This April has seen record rainfall amounts all over Vermont. Streams have jumped their banks, culverts have given way, driveways have vanished. Just this week the governor announced that the floods have caused more than $3 Million dollars in damage, which makes our state eligible for federal disaster relief from FEMA. I’m sure the flood images in the Burlington Free Press will convince FEMA to do the right thing.
But Vermonters are nothing if not resilient. Those of us who are not wondering about the depth of our insurance coverage or where we left our hip waders last spring, remain optimistic about the promise of May flowers. This is the gift of April showers, right? I thought I’d take a look at where these gifts are starting to appear.
The banana belt of Chittenden County has already seen tulips and daffodils. But here in some parts of Addison County, especially in the mountains of Lincoln, even the trillium were a bit reluctant this year. The spring bulbs are as dependable as usual, daffodils and tulips are up by and large, but the slow appearance of the next round of blooms is creating some suspense. Where are the dianthus, salvia, yarrow and primrose?
Of all my properties, the one in the little city of Vergennes has the oldest and most spectacular perennial gardens. While there are no trillium in the city, there are some wonderful flower gardens. Here are some views of the gardens at 125 Main Street in Vergennes. The house was built in 1796; it feels like the gardens were planted shortly thereafter.
The gardens on this property attract birds and generate wonderful smells.

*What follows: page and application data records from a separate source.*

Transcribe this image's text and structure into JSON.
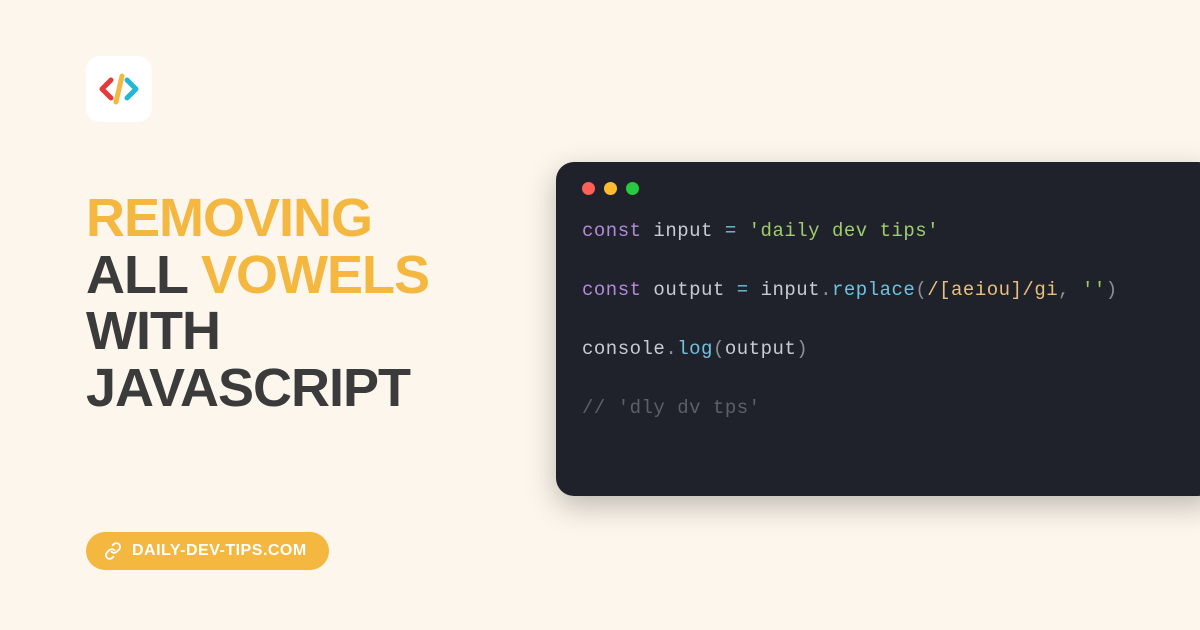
{
  "title_words": [
    {
      "text": "REMOVING",
      "color": "yellow"
    },
    {
      "text": "ALL",
      "color": "dark"
    },
    {
      "text": "VOWELS",
      "color": "yellow"
    },
    {
      "text": "WITH",
      "color": "dark"
    },
    {
      "text": "JAVASCRIPT",
      "color": "dark"
    }
  ],
  "url": "DAILY-DEV-TIPS.COM",
  "code": {
    "line1": {
      "keyword": "const",
      "ident": "input",
      "eq": "=",
      "string": "'daily dev tips'"
    },
    "line2": {
      "keyword": "const",
      "ident": "output",
      "eq": "=",
      "obj": "input",
      "dot": ".",
      "method": "replace",
      "lparen": "(",
      "regex": "/[aeiou]/gi",
      "comma": ",",
      "arg2": "''",
      "rparen": ")"
    },
    "line3": {
      "obj": "console",
      "dot": ".",
      "method": "log",
      "lparen": "(",
      "arg": "output",
      "rparen": ")"
    },
    "line4": {
      "comment": "// 'dly dv tps'"
    }
  }
}
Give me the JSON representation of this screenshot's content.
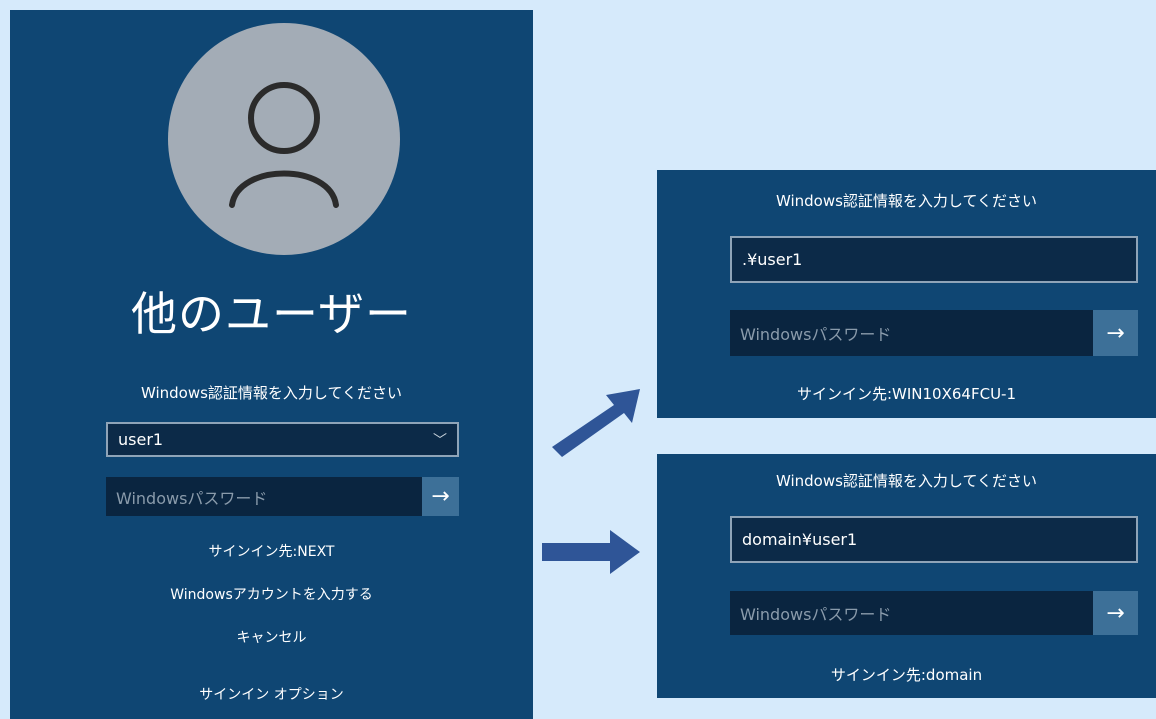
{
  "main": {
    "display_name": "他のユーザー",
    "prompt": "Windows認証情報を入力してください",
    "username_value": "user1",
    "password_placeholder": "Windowsパスワード",
    "submit_glyph": "→",
    "dropdown_glyph": "﹀",
    "sign_in_to": "サインイン先:NEXT",
    "windows_account_link": "Windowsアカウントを入力する",
    "cancel_link": "キャンセル",
    "sign_in_options_link": "サインイン オプション"
  },
  "local_panel": {
    "prompt": "Windows認証情報を入力してください",
    "username_value": ".¥user1",
    "password_placeholder": "Windowsパスワード",
    "submit_glyph": "→",
    "sign_in_to": "サインイン先:WIN10X64FCU-1"
  },
  "domain_panel": {
    "prompt": "Windows認証情報を入力してください",
    "username_value": "domain¥user1",
    "password_placeholder": "Windowsパスワード",
    "submit_glyph": "→",
    "sign_in_to": "サインイン先:domain"
  },
  "colors": {
    "background": "#d6eafb",
    "panel": "#0f4673",
    "arrow": "#2f5597",
    "avatar": "#a3acb6"
  },
  "icons": {
    "avatar": "user-silhouette-icon",
    "submit": "right-arrow-icon",
    "dropdown": "chevron-down-icon"
  }
}
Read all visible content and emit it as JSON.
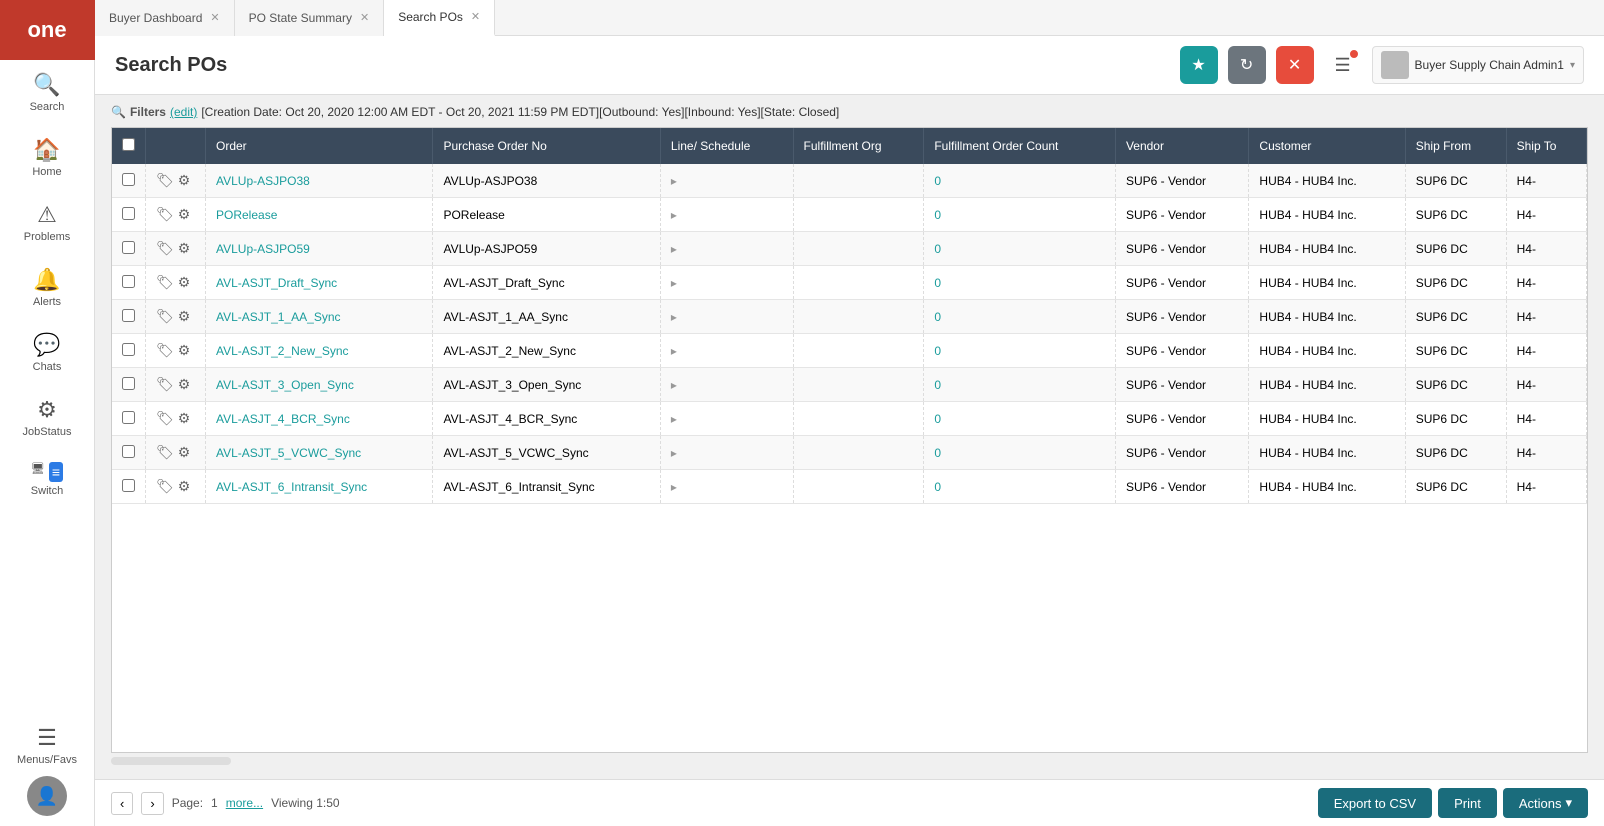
{
  "sidebar": {
    "logo": "one",
    "items": [
      {
        "id": "search",
        "label": "Search",
        "icon": "🔍"
      },
      {
        "id": "home",
        "label": "Home",
        "icon": "🏠"
      },
      {
        "id": "problems",
        "label": "Problems",
        "icon": "⚠"
      },
      {
        "id": "alerts",
        "label": "Alerts",
        "icon": "🔔"
      },
      {
        "id": "chats",
        "label": "Chats",
        "icon": "💬"
      },
      {
        "id": "jobstatus",
        "label": "JobStatus",
        "icon": "⚙"
      }
    ],
    "switch_label": "Switch",
    "menus_label": "Menus/Favs"
  },
  "tabs": [
    {
      "id": "buyer-dashboard",
      "label": "Buyer Dashboard",
      "active": false
    },
    {
      "id": "po-state-summary",
      "label": "PO State Summary",
      "active": false
    },
    {
      "id": "search-pos",
      "label": "Search POs",
      "active": true
    }
  ],
  "header": {
    "title": "Search POs",
    "star_btn": "★",
    "refresh_btn": "↻",
    "close_btn": "✕",
    "menu_btn": "☰",
    "user_name": "Buyer Supply Chain Admin1"
  },
  "filters": {
    "label": "Filters",
    "edit_label": "(edit)",
    "filter_text": "[Creation Date: Oct 20, 2020 12:00 AM EDT - Oct 20, 2021 11:59 PM EDT][Outbound: Yes][Inbound: Yes][State: Closed]"
  },
  "table": {
    "columns": [
      {
        "id": "checkbox",
        "label": ""
      },
      {
        "id": "icons",
        "label": ""
      },
      {
        "id": "order",
        "label": "Order"
      },
      {
        "id": "po_no",
        "label": "Purchase Order No"
      },
      {
        "id": "line_schedule",
        "label": "Line/ Schedule"
      },
      {
        "id": "fulfillment_org",
        "label": "Fulfillment Org"
      },
      {
        "id": "fulfillment_order_count",
        "label": "Fulfillment Order Count"
      },
      {
        "id": "vendor",
        "label": "Vendor"
      },
      {
        "id": "customer",
        "label": "Customer"
      },
      {
        "id": "ship_from",
        "label": "Ship From"
      },
      {
        "id": "ship_to",
        "label": "Ship To"
      }
    ],
    "rows": [
      {
        "order": "AVLUp-ASJPO38",
        "po_no": "AVLUp-ASJPO38",
        "line_schedule": "▸",
        "fulfillment_org": "",
        "fulfillment_order_count": "0",
        "vendor": "SUP6 - Vendor",
        "customer": "HUB4 - HUB4 Inc.",
        "ship_from": "SUP6 DC",
        "ship_to": "H4-"
      },
      {
        "order": "PORelease",
        "po_no": "PORelease",
        "line_schedule": "▸",
        "fulfillment_org": "",
        "fulfillment_order_count": "0",
        "vendor": "SUP6 - Vendor",
        "customer": "HUB4 - HUB4 Inc.",
        "ship_from": "SUP6 DC",
        "ship_to": "H4-"
      },
      {
        "order": "AVLUp-ASJPO59",
        "po_no": "AVLUp-ASJPO59",
        "line_schedule": "▸",
        "fulfillment_org": "",
        "fulfillment_order_count": "0",
        "vendor": "SUP6 - Vendor",
        "customer": "HUB4 - HUB4 Inc.",
        "ship_from": "SUP6 DC",
        "ship_to": "H4-"
      },
      {
        "order": "AVL-ASJT_Draft_Sync",
        "po_no": "AVL-ASJT_Draft_Sync",
        "line_schedule": "▸",
        "fulfillment_org": "",
        "fulfillment_order_count": "0",
        "vendor": "SUP6 - Vendor",
        "customer": "HUB4 - HUB4 Inc.",
        "ship_from": "SUP6 DC",
        "ship_to": "H4-"
      },
      {
        "order": "AVL-ASJT_1_AA_Sync",
        "po_no": "AVL-ASJT_1_AA_Sync",
        "line_schedule": "▸",
        "fulfillment_org": "",
        "fulfillment_order_count": "0",
        "vendor": "SUP6 - Vendor",
        "customer": "HUB4 - HUB4 Inc.",
        "ship_from": "SUP6 DC",
        "ship_to": "H4-"
      },
      {
        "order": "AVL-ASJT_2_New_Sync",
        "po_no": "AVL-ASJT_2_New_Sync",
        "line_schedule": "▸",
        "fulfillment_org": "",
        "fulfillment_order_count": "0",
        "vendor": "SUP6 - Vendor",
        "customer": "HUB4 - HUB4 Inc.",
        "ship_from": "SUP6 DC",
        "ship_to": "H4-"
      },
      {
        "order": "AVL-ASJT_3_Open_Sync",
        "po_no": "AVL-ASJT_3_Open_Sync",
        "line_schedule": "▸",
        "fulfillment_org": "",
        "fulfillment_order_count": "0",
        "vendor": "SUP6 - Vendor",
        "customer": "HUB4 - HUB4 Inc.",
        "ship_from": "SUP6 DC",
        "ship_to": "H4-"
      },
      {
        "order": "AVL-ASJT_4_BCR_Sync",
        "po_no": "AVL-ASJT_4_BCR_Sync",
        "line_schedule": "▸",
        "fulfillment_org": "",
        "fulfillment_order_count": "0",
        "vendor": "SUP6 - Vendor",
        "customer": "HUB4 - HUB4 Inc.",
        "ship_from": "SUP6 DC",
        "ship_to": "H4-"
      },
      {
        "order": "AVL-ASJT_5_VCWC_Sync",
        "po_no": "AVL-ASJT_5_VCWC_Sync",
        "line_schedule": "▸",
        "fulfillment_org": "",
        "fulfillment_order_count": "0",
        "vendor": "SUP6 - Vendor",
        "customer": "HUB4 - HUB4 Inc.",
        "ship_from": "SUP6 DC",
        "ship_to": "H4-"
      },
      {
        "order": "AVL-ASJT_6_Intransit_Sync",
        "po_no": "AVL-ASJT_6_Intransit_Sync",
        "line_schedule": "▸",
        "fulfillment_org": "",
        "fulfillment_order_count": "0",
        "vendor": "SUP6 - Vendor",
        "customer": "HUB4 - HUB4 Inc.",
        "ship_from": "SUP6 DC",
        "ship_to": "H4-"
      }
    ]
  },
  "footer": {
    "prev_label": "‹",
    "next_label": "›",
    "page_label": "Page:",
    "page_num": "1",
    "more_label": "more...",
    "viewing_label": "Viewing 1:50",
    "export_label": "Export to CSV",
    "print_label": "Print",
    "actions_label": "Actions",
    "actions_chevron": "▾"
  },
  "colors": {
    "teal": "#1a9c9c",
    "header_bg": "#3a4a5c",
    "red": "#c0392b",
    "dark_teal": "#1a6c7c"
  }
}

The separate-entrance rental apartment on the property generates income: $15,900/year.